It is important to understand the limits of patent protection. For example, an inventor must be in possession of the invention at the time of the patent application. That means that he must appreciate the inventive concept and know how to make and use it. Taking the patent application, one of ordinary skill in the art must be able to use it to make and use the invention and appreciate the invention as it is disclosed in the patent application, without undue experimentation. The 2011 Federal Circuit case Teva Pharmaceuticals v. Astrazeneca Pharmaceuticals adds an interesting twist: conception requires appreciation of what is made, not why it works. Knowing the stable compound and the components of the formulation was sufficient. It was not necessary to understand which component was responsible for the given result.
While it is desirable to protect a technology and all of the progeny that it inspires, patent protection does not extend to that which is yet to be discovered or invented. Reasonable substitutions of components or process steps based on known technology might be deemed obvious or anticipated (therefore not patentable by others), but is not guaranteed to be covered under the breadth of the patent claims (not necessarily infringing). Again, the patent claims are interpreted in light of the accompanying disclosure. Things not known or discovered are generally not within what is considered in the inventor’s possession at the time of filing.

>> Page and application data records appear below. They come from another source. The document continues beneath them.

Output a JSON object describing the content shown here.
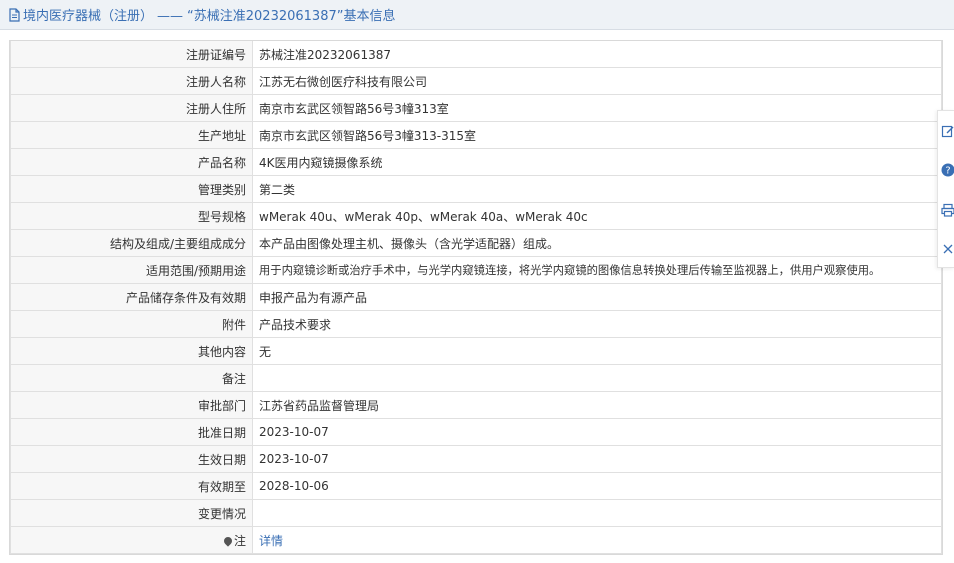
{
  "header": {
    "category": "境内医疗器械（注册）",
    "separator": "——",
    "suffix": "“苏械注准20232061387”基本信息"
  },
  "rows": [
    {
      "label": "注册证编号",
      "value": "苏械注准20232061387"
    },
    {
      "label": "注册人名称",
      "value": "江苏无右微创医疗科技有限公司"
    },
    {
      "label": "注册人住所",
      "value": "南京市玄武区领智路56号3幢313室"
    },
    {
      "label": "生产地址",
      "value": "南京市玄武区领智路56号3幢313-315室"
    },
    {
      "label": "产品名称",
      "value": "4K医用内窥镜摄像系统"
    },
    {
      "label": "管理类别",
      "value": "第二类"
    },
    {
      "label": "型号规格",
      "value": "wMerak 40u、wMerak 40p、wMerak 40a、wMerak 40c"
    },
    {
      "label": "结构及组成/主要组成成分",
      "value": "本产品由图像处理主机、摄像头（含光学适配器）组成。"
    },
    {
      "label": "适用范围/预期用途",
      "value": "用于内窥镜诊断或治疗手术中，与光学内窥镜连接，将光学内窥镜的图像信息转换处理后传输至监视器上，供用户观察使用。"
    },
    {
      "label": "产品储存条件及有效期",
      "value": "申报产品为有源产品"
    },
    {
      "label": "附件",
      "value": "产品技术要求"
    },
    {
      "label": "其他内容",
      "value": "无"
    },
    {
      "label": "备注",
      "value": ""
    },
    {
      "label": "审批部门",
      "value": "江苏省药品监督管理局"
    },
    {
      "label": "批准日期",
      "value": "2023-10-07"
    },
    {
      "label": "生效日期",
      "value": "2023-10-07"
    },
    {
      "label": "有效期至",
      "value": "2028-10-06"
    },
    {
      "label": "变更情况",
      "value": ""
    }
  ],
  "note_row": {
    "label": "注",
    "link_text": "详情"
  },
  "icons": {
    "header": "document-icon",
    "note": "pin-icon",
    "tools": [
      "edit-icon",
      "help-icon",
      "print-icon",
      "close-icon"
    ]
  },
  "colors": {
    "accent": "#3a6fb4",
    "header_bg": "#eef2f6",
    "label_bg": "#f7f7f7"
  }
}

Disclosure of rudimentary technical knowledge in a patent application can have several effects. It may open the door to a continuation application or continuation in part application in the future. This will help prevent your own technology from being cited as prior art against you and potentially qualify you for an earlier priority date. It also potentially prevents others from patenting it as a defensive publication. However, if the technology is not well developed, you may be making it public earlier than you desired and may start the timeline for getting the details finalized because the continuation must be filed before the underlying patent is issued. It is important to consider how these affect your commercialization plans and schedule.
Disclosure and claiming technology that is in a different art area than the base patent disclosure and claims is likely to receive a restriction requirement and increase the costs of prosecution. There are some tactical advantages of restriction requirements in some cases – we like to argue that the Patent Office cannot take the position is it patentably distinct and then claim it is obvious or anticipated. However, if budgets and speed of patent prosecution are concerns, this may be something to consider carefully in the balance.